    But there’s something else in play here, that makes this complicated: Friction. Specifically, contact friction. This is a force that acts between two object that are touching each other. As we’re pulling the tablecloth past the plate, there is a frictional force between the bottom surface of the plate and the top surface of the tablecloth. How large this force is is partially dependent on the properties of the surfaces and how they interact, what we call the coefficient of friction. This is essentially a way of measuring how rough or smooth the junction between two things is. So using a smooth silk or rayon tablecloth will give a very low coefficient of friction, while a rough wool or linen tablecloth might result a higher one, and thus exert more sideways frictional force on the dishes. If this frictional force is too high, it might be enough to overcome the inertia of the dishes, and drag them along.

    Let’s look at a simpler demonstration in our collection, with fewer variables to worry about. Demonstration C3-01 is quite simple: A small steel sphere rests on a stiff piece of plastic, which is resting on a steel stand. Attached to the stand is a spring that you can pull back and release so that it hits the plastic.

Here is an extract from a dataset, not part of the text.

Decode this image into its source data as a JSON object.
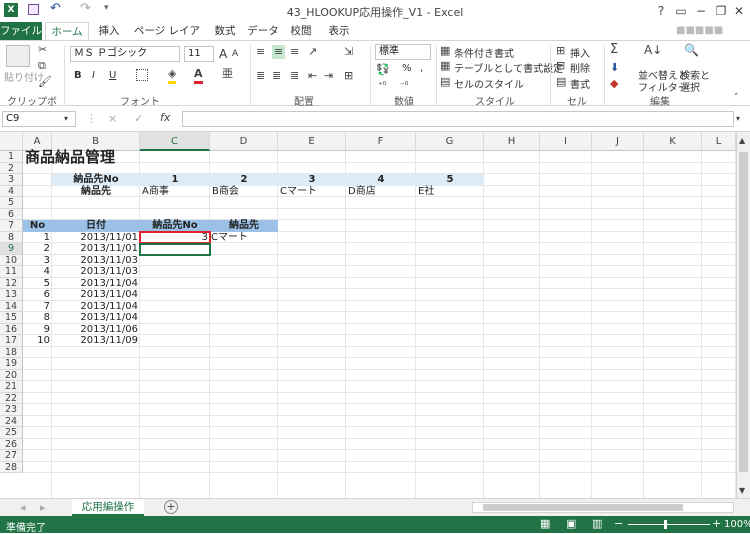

When it does, the plastic flies out from underneath the sphere, and the sphere drops down and rests on the stand, right below where it was before.

    cA small steel ball rests on a piece of plastic, atop a stand. A metal spring is mounted next to it.

     This demonstration can be valuable in the classroom if you want something a little easier to use than the tablecloth. And it’s also a bit more portable. And, crucially, you can try this at home with materials you probably ready have!

    Put a cup or glass on the table, with a playing card on top of it. The card can be from a regular deck of cards, or Yi-gi-oh or Pokemon, or a baseball card or a card from a boardgame, or whatever else is handy; it just needs to be a nice stiff card. Now, get a coin and put it on top of the card, so that the card is holding it above the mouth of the cup.

    A coin rests on a card, which is resting on a water glass.

    Now, flick the edge of the card with your finger, quickly and firmly, as seen in this video. You may need to practice this a few times, but once you get the hang of it, the card should fly straight out from under the coin and flutter to the table or the floor. And the coin drops straight down into the cup, just like the steel sphere, and just like the dishes on the table!

     Inertia wins again.


    Watch for more secrets of the physics behind these demonstrations in Part 2 of this series, coming soon!